I have no objection to the Digital Humanities – we have formed a group here at the University of Kentucky as well. But most of what I see is banal and extremely familiar. And there is an insane amount of navel gazing (“What is Digital Humanities?”) that accompanies all these movements (aren’t people still asking the cliche: What is new about new media?). The burden of self justification is the burden of being important. We are important. Let’s define who we are over and over so everyone else understands we are important. Let’s repeat the tropes of critique to justify our importance.
For that reason, my piece takes up an issue completely unimportant in the political sphere. The pardon of Billy the Kid is not war, social uprising, access to information, a presidential election, the right to something or other. It is banal. It is unimportant. And in that unimportance, the burden of hermeneutics relaxes (if just for a bit) so that one may finally learn something rather than confirm what one already feels (ain’t Google awful? ain’t life unfair? ain’t it bad that such and such is such and such?).
There is a moment in his book Chronicle of a Small Town, where Jim Corder is doing a search (pre-Internet), and as he finds information, he asks:
I found myself wondering, again and again, what I would have learned, what would have startled me, what I could have seen in a new way that I had misremembered, if only I could read the missing papers. There are always missing papers. (Chronicle of a Small Town 17)
The point of an unimportant search is to find the metaphoric missing papers because they can’t be found. They are always missing. The burden of importance, however, pins our work (and sense of self definition) among the metaphoric found and already known. Jstor. Project Muse. A library’s holdings. Textual citation. The question of power. These are the knowns. We don’t search them. We already occupy them.
I’m drawn to another remark Corder makes about search, sources (such as those I use in the Billy the Kid essay and talk) and ethos:

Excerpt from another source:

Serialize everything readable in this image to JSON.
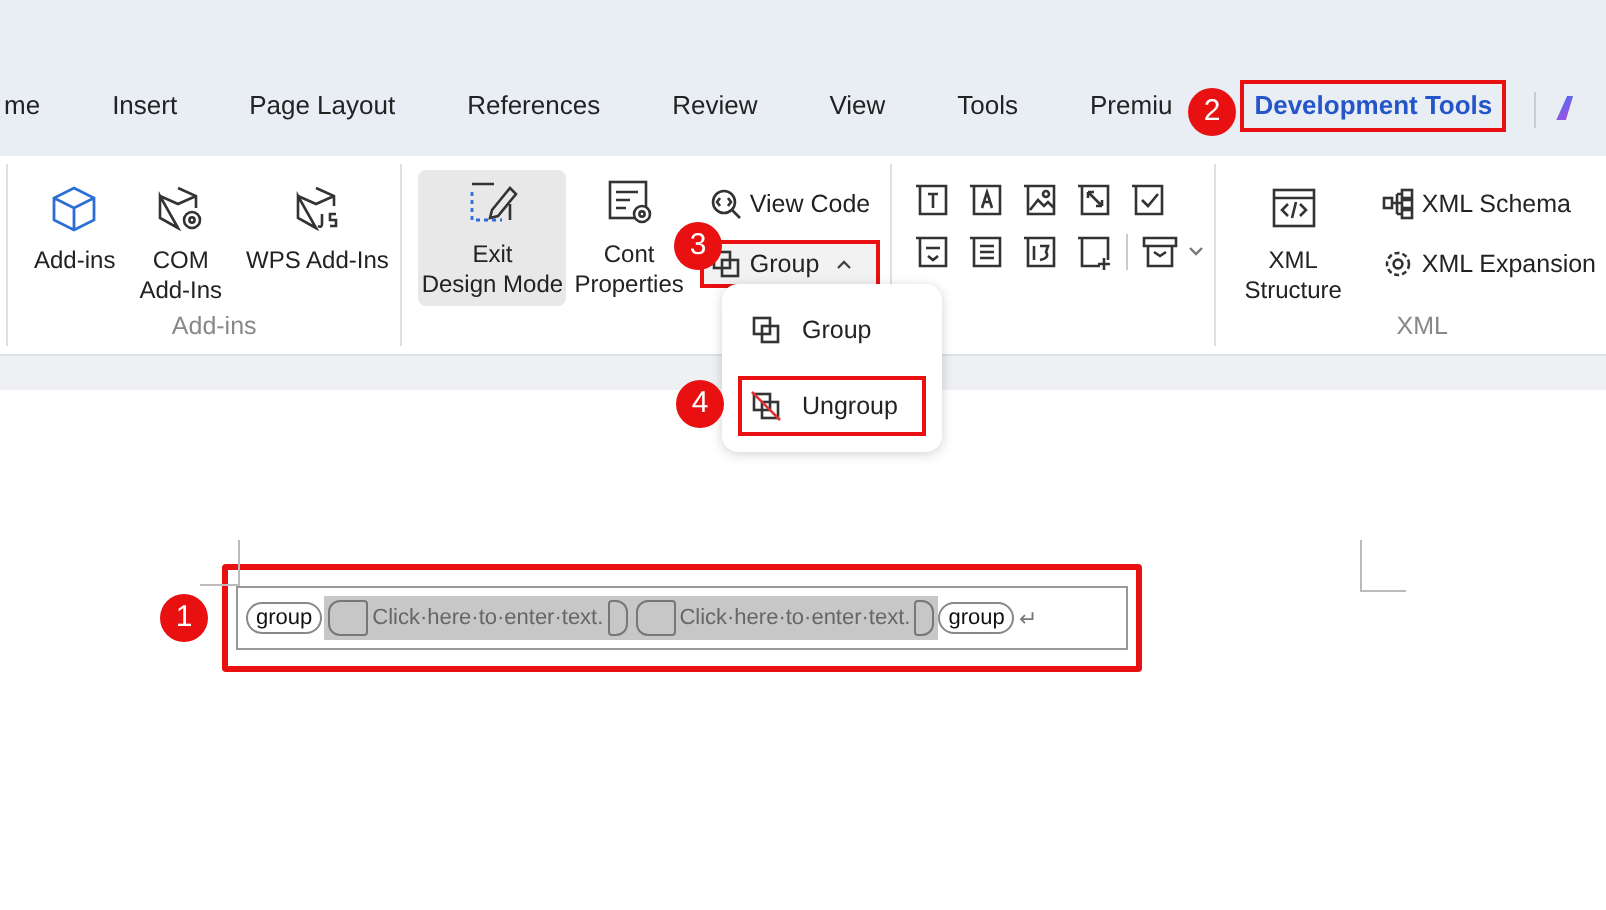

“It occurred to me that a scholar’s reputation, supposing he had one, could be ruined if the world found out that he had discovered his sources at Aunt Mary’s house.” (Chronicles of a Small Town 5)
Indeed it could. Search as writing takes a backseat to search as legitimacy. I don’t find (yet) the willingness to search Aunty Mary’s metaphoric house in the Digital Humanities (or in other areas of academia, of course). But I don’t care anymore either. My search has already revealed a response to all of this, a response that may share Fish’s language, but not his overall meaning by any shape or form: bullshit.